━━ Records for the task ━━
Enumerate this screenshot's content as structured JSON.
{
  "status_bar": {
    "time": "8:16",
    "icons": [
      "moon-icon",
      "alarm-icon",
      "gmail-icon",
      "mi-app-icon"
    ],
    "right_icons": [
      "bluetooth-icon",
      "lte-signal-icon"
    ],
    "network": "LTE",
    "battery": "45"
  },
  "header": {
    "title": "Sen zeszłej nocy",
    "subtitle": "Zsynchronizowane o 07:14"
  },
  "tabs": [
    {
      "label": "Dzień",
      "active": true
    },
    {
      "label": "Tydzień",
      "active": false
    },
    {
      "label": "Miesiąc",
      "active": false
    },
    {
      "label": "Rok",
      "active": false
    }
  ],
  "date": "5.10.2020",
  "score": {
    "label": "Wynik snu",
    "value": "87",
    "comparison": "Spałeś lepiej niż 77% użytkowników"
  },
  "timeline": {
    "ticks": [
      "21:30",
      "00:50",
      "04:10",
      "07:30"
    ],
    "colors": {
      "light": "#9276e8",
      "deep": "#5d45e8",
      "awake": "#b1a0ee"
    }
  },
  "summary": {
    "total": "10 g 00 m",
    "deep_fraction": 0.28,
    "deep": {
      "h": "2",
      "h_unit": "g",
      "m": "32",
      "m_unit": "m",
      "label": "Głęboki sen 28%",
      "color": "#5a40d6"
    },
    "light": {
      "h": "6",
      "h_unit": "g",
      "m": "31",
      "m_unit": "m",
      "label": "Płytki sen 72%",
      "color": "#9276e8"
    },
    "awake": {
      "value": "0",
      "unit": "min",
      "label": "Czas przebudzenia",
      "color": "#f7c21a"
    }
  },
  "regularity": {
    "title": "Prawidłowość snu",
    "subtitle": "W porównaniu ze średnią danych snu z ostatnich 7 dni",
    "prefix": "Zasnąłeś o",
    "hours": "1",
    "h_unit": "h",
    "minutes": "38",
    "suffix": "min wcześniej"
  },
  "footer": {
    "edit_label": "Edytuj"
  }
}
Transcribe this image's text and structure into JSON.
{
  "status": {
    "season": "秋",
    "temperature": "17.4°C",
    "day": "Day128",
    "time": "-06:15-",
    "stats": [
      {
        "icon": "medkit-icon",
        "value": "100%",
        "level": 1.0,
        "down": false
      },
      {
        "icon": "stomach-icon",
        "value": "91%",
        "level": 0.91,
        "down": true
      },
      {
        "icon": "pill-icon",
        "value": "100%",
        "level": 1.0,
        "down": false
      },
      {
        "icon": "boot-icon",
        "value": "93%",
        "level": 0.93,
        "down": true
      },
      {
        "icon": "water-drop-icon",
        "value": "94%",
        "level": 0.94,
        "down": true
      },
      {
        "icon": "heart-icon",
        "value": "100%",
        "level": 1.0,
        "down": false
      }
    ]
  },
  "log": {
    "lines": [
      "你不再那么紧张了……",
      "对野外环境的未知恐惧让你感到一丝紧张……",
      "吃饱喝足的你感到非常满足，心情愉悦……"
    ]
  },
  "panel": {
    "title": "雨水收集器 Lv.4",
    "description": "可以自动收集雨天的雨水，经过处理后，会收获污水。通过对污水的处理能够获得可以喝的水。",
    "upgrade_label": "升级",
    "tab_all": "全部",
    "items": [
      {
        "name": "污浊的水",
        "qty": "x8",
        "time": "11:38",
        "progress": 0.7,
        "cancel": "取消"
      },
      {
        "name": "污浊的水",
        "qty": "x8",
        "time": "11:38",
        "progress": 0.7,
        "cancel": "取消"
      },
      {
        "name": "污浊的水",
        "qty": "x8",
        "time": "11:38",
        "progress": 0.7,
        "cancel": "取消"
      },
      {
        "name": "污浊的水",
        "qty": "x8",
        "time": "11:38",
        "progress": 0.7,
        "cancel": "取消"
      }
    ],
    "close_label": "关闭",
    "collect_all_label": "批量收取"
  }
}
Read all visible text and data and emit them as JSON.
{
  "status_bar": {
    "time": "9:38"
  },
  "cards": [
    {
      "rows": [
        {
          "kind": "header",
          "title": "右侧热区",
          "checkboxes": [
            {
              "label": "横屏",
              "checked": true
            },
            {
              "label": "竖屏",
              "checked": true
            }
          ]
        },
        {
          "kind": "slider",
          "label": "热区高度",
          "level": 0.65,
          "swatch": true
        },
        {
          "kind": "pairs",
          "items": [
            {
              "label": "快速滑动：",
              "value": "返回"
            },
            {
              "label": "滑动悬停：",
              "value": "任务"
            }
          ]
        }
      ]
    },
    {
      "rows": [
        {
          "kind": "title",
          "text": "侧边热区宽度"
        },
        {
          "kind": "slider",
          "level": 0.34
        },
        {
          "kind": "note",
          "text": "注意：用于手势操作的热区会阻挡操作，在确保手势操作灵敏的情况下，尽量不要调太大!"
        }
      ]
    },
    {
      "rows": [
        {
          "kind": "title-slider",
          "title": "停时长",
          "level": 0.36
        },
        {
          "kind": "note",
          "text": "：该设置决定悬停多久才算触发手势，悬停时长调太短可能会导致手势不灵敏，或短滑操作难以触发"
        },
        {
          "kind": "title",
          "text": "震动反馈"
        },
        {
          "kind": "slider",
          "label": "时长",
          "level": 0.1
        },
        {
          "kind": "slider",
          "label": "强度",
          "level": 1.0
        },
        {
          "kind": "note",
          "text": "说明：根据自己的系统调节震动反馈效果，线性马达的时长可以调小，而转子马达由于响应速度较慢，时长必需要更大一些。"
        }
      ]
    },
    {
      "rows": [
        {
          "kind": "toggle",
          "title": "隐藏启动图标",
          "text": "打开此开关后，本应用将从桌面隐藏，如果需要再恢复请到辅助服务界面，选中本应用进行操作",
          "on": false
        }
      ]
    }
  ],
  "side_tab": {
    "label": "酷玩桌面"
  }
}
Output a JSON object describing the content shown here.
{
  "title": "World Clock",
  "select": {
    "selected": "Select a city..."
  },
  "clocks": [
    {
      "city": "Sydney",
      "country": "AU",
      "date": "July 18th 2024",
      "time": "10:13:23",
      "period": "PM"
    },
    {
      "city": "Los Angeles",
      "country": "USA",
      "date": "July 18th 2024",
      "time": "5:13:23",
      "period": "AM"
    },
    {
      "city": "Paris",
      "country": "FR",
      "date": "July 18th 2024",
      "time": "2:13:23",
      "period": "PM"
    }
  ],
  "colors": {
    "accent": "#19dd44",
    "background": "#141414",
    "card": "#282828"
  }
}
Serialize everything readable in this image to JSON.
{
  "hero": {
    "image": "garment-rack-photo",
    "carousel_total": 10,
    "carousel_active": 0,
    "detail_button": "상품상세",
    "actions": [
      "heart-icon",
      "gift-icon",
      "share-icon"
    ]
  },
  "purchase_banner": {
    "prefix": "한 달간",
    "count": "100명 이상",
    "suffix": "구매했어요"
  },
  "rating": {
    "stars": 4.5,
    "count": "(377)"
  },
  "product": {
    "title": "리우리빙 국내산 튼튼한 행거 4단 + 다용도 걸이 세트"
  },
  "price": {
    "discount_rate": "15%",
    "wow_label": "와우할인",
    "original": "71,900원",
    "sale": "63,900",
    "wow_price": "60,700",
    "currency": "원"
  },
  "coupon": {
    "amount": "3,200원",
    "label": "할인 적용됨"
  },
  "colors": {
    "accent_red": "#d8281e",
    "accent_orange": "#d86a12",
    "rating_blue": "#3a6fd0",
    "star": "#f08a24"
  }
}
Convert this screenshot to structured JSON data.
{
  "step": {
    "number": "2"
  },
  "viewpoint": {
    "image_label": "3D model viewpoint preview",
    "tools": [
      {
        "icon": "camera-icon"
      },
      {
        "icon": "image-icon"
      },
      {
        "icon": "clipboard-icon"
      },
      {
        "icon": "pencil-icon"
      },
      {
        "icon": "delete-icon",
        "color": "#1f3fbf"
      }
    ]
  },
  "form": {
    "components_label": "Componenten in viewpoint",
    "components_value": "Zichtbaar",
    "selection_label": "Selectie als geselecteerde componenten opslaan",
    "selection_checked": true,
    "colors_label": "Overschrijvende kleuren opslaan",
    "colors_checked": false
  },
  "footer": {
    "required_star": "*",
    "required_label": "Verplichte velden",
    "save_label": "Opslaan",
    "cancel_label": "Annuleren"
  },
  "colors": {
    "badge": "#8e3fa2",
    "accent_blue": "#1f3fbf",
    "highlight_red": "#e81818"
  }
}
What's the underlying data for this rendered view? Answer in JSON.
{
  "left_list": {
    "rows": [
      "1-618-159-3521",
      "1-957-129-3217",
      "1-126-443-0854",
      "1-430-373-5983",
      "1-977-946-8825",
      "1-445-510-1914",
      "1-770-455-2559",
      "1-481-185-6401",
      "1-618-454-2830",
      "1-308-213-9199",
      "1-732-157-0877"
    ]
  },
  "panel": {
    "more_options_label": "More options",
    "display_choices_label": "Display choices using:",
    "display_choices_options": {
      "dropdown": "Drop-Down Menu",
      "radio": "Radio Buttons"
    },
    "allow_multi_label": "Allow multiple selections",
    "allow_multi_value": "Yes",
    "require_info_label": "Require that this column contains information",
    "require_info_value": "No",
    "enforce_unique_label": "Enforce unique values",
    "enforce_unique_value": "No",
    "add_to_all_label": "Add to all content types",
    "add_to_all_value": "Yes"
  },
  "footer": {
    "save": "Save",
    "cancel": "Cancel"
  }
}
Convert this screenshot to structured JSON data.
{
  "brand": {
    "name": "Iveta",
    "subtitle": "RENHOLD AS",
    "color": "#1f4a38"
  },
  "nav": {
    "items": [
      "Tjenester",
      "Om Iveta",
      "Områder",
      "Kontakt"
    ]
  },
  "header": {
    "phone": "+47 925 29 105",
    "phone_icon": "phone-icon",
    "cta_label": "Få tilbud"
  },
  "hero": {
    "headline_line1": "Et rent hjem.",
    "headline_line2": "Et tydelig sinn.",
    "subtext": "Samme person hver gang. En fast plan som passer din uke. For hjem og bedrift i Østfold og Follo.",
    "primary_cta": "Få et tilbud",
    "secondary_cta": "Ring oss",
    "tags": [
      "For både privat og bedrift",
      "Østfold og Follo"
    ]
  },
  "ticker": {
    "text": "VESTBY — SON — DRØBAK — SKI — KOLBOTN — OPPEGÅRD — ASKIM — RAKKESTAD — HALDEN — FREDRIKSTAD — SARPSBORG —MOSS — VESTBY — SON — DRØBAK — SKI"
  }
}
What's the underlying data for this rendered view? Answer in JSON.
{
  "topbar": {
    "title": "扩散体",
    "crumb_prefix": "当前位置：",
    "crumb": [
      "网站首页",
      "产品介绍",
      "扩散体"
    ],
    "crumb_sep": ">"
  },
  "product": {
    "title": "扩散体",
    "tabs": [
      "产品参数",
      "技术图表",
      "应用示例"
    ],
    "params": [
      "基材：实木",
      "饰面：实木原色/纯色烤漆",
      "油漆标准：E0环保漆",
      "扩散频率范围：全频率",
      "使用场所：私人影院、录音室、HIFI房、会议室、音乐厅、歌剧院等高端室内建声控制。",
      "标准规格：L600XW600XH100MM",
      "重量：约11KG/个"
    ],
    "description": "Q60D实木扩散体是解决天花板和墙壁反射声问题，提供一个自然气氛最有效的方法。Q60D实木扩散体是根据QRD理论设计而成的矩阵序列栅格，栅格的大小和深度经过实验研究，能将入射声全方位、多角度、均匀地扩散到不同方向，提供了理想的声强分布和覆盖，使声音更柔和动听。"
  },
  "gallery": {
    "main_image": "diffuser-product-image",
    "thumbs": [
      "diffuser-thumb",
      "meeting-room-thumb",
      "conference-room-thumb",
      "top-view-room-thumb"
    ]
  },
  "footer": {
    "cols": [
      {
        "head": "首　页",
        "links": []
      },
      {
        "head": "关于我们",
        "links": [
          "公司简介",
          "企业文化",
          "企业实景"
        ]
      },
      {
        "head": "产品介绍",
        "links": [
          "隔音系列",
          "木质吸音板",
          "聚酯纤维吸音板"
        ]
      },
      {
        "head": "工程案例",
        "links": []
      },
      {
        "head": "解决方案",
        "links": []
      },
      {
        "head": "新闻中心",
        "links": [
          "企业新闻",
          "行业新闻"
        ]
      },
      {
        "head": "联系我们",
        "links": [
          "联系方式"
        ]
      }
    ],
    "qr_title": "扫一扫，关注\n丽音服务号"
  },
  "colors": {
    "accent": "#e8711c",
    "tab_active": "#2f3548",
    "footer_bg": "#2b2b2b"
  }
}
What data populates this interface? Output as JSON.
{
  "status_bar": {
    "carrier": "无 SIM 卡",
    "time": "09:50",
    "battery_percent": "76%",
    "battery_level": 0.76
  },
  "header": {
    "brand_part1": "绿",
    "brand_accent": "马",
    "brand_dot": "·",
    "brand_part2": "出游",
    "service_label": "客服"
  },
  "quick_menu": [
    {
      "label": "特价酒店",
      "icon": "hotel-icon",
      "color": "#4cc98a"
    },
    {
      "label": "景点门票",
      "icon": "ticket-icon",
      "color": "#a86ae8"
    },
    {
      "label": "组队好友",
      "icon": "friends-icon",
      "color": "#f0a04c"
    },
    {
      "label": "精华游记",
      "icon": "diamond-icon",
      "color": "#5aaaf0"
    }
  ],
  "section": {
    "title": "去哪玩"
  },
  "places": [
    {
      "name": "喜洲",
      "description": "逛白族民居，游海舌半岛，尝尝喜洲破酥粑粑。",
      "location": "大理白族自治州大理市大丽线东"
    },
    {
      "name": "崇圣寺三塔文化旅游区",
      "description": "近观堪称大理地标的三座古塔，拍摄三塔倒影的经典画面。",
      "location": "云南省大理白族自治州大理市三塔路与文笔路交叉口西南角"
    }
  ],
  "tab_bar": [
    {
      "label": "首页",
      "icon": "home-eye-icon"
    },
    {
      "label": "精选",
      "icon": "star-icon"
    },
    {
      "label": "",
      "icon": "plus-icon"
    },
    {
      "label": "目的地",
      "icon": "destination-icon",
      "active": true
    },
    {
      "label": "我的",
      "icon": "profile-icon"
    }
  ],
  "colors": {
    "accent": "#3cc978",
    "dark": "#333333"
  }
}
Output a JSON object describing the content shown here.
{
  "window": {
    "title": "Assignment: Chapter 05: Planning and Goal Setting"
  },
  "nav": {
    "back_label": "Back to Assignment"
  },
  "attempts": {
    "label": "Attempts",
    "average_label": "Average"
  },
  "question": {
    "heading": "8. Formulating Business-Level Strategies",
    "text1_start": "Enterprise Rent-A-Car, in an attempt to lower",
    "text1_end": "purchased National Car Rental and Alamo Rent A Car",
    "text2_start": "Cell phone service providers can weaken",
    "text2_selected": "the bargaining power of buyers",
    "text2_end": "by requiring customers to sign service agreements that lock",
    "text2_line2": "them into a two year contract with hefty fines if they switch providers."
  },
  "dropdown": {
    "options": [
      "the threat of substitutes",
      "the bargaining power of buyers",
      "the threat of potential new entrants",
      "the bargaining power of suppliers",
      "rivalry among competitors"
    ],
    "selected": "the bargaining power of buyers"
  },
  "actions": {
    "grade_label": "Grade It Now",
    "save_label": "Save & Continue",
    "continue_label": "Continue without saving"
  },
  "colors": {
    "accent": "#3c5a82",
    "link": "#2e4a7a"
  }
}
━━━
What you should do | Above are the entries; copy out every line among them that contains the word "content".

Exercise output |
Enumerate this screenshot's content as structured JSON.
Output a JSON object describing the content shown here.
    "add_to_all_label": "Add to all content types",
Output a JSON object describing the content shown here.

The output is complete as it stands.